Whether you’re a buyer or a seller, you need to avoid confirmation bias. Here’s what I mean by that.
One of the tendencies of behavioral economics is something called “confirmation bias,” or when people pay more attention to things that confirm what they already believe.
How does this apply to real estate?
I’ve seen home sellers who have an idea of the price they want to sell for choose an agent only because they confirm that exact number.
You want to avoid confirmation bias—both in real estate and life in general.
In other cases, I’ve worked with sellers who insisted on listing their homes a little bit high in terms of price. Once I gave them feedback, I would say something like, “We’ve had 11 people see your home in the past two weeks—10 of them said it was priced too high, and one said it was priced right.”
Their response? “See? I told you it was priced right.”
As for buyers, I’ve worked with people who wanted to buy a foreclosure property because a friend’s cousin bought one eight years ago. To which I ask: What about the other thousand people you know who haven’t bought a foreclosure property?
The point is, you want to avoid confirmation bias—both in real estate and life in general.

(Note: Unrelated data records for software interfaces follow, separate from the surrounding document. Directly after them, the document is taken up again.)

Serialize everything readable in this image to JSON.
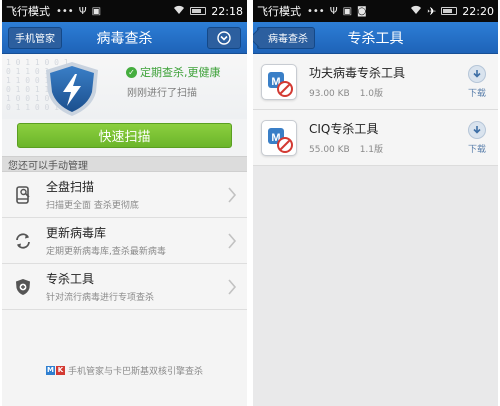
{
  "left": {
    "status_bar": {
      "mode": "飞行模式",
      "dots": "•••",
      "time": "22:18"
    },
    "app_bar": {
      "back_label": "手机管家",
      "title": "病毒查杀"
    },
    "hero": {
      "status": "定期查杀,更健康",
      "last_scan": "刚刚进行了扫描",
      "status_color": "#3fa23a"
    },
    "quick_scan_label": "快速扫描",
    "section_label": "您还可以手动管理",
    "menu": [
      {
        "title": "全盘扫描",
        "desc": "扫描更全面 查杀更彻底",
        "icon": "phone-scan-icon"
      },
      {
        "title": "更新病毒库",
        "desc": "定期更新病毒库,查杀最新病毒",
        "icon": "refresh-icon"
      },
      {
        "title": "专杀工具",
        "desc": "针对流行病毒进行专项查杀",
        "icon": "shield-plus-icon"
      }
    ],
    "footer": "手机管家与卡巴斯基双核引擎查杀",
    "brand_letters": [
      "M",
      "K"
    ]
  },
  "right": {
    "status_bar": {
      "mode": "飞行模式",
      "dots": "•••",
      "time": "22:20"
    },
    "app_bar": {
      "back_label": "病毒查杀",
      "title": "专杀工具"
    },
    "tools": [
      {
        "name": "功夫病毒专杀工具",
        "size": "93.00 KB",
        "version": "1.0版",
        "download_label": "下载"
      },
      {
        "name": "CIQ专杀工具",
        "size": "55.00 KB",
        "version": "1.1版",
        "download_label": "下载"
      }
    ]
  },
  "colors": {
    "appbar_blue": "#2d7ed6",
    "quick_green": "#7bc235",
    "statusbar": "#0a0a0a"
  }
}
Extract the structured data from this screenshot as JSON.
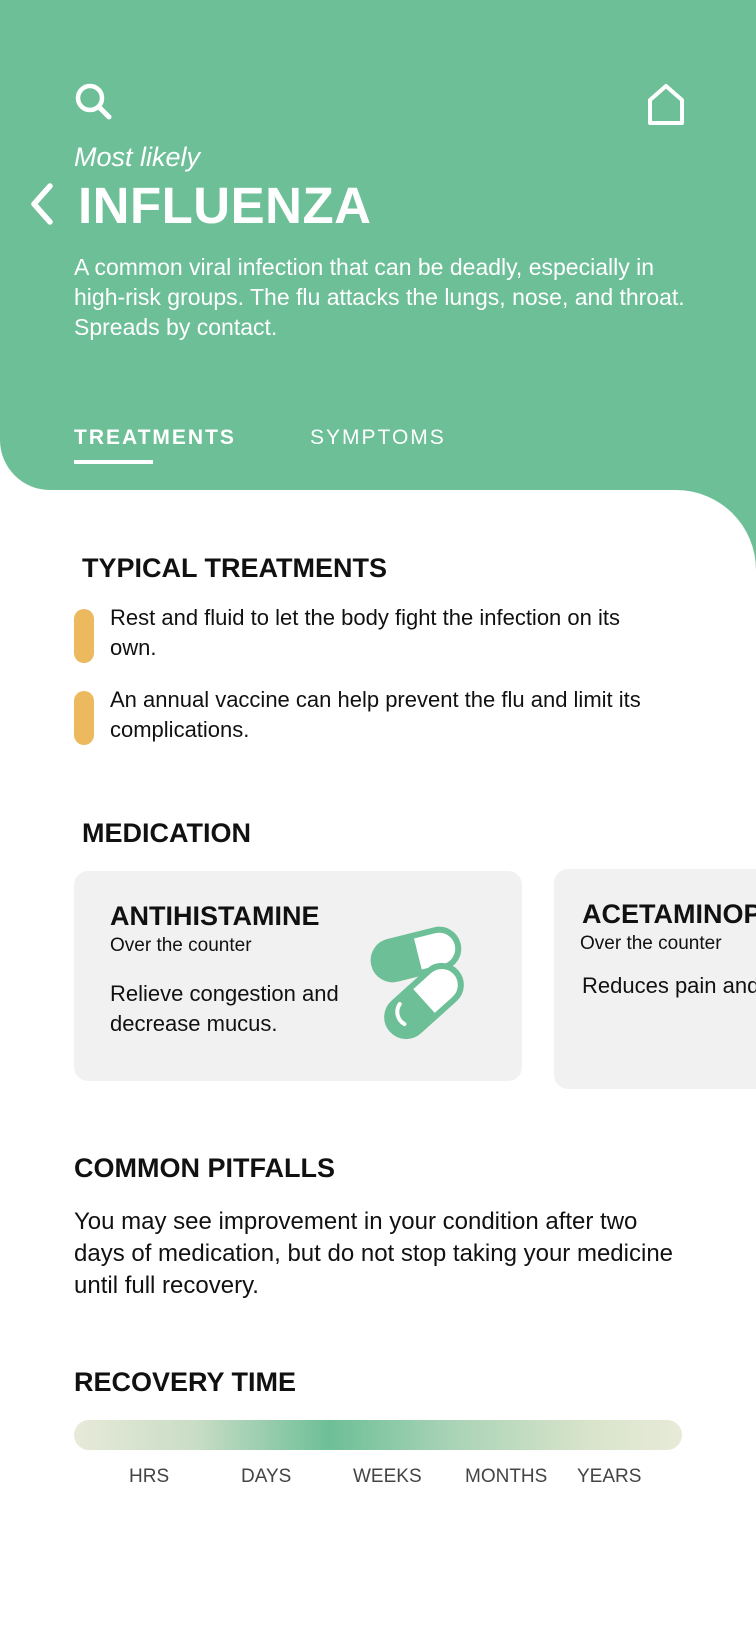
{
  "header": {
    "subtitle": "Most likely",
    "title": "INFLUENZA",
    "description": "A common viral infection that can be deadly, especially in high-risk groups. The flu attacks the lungs, nose, and throat. Spreads by contact.",
    "icons": {
      "search": "search-icon",
      "home": "home-icon",
      "back": "chevron-left-icon"
    }
  },
  "tabs": [
    {
      "label": "TREATMENTS",
      "active": true
    },
    {
      "label": "SYMPTOMS",
      "active": false
    }
  ],
  "typical_treatments": {
    "title": "TYPICAL TREATMENTS",
    "items": [
      "Rest and fluid to let the body fight the infection on its own.",
      "An annual vaccine can help prevent the flu and limit its complications."
    ]
  },
  "medication": {
    "title": "MEDICATION",
    "cards": [
      {
        "name": "ANTIHISTAMINE",
        "type": "Over the counter",
        "description": "Relieve congestion and decrease mucus.",
        "icon": "pills-icon"
      },
      {
        "name": "ACETAMINOPHEN",
        "type": "Over the counter",
        "description": "Reduces pain and fever."
      }
    ]
  },
  "common_pitfalls": {
    "title": "COMMON PITFALLS",
    "text": "You may see improvement in your condition after two days of medication, but do not stop taking your medicine until full recovery."
  },
  "recovery_time": {
    "title": "RECOVERY TIME",
    "labels": [
      "HRS",
      "DAYS",
      "WEEKS",
      "MONTHS",
      "YEARS"
    ],
    "highlighted": "WEEKS"
  },
  "colors": {
    "brand_green": "#6dbf97",
    "bullet_yellow": "#ecb95e",
    "card_bg": "#f1f1f1"
  }
}
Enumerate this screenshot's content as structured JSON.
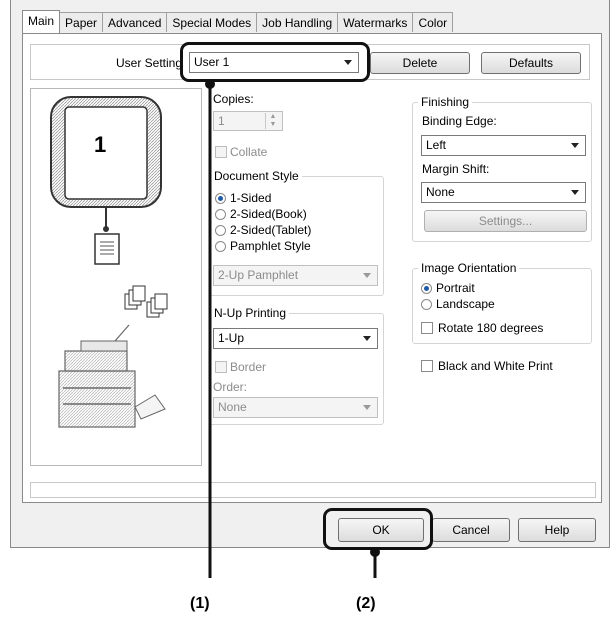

As always, if you have any questions about this or any other real estate topic or you’re thinking of buying or selling a home, don’t hesitate to reach out to me. I’d love to help you.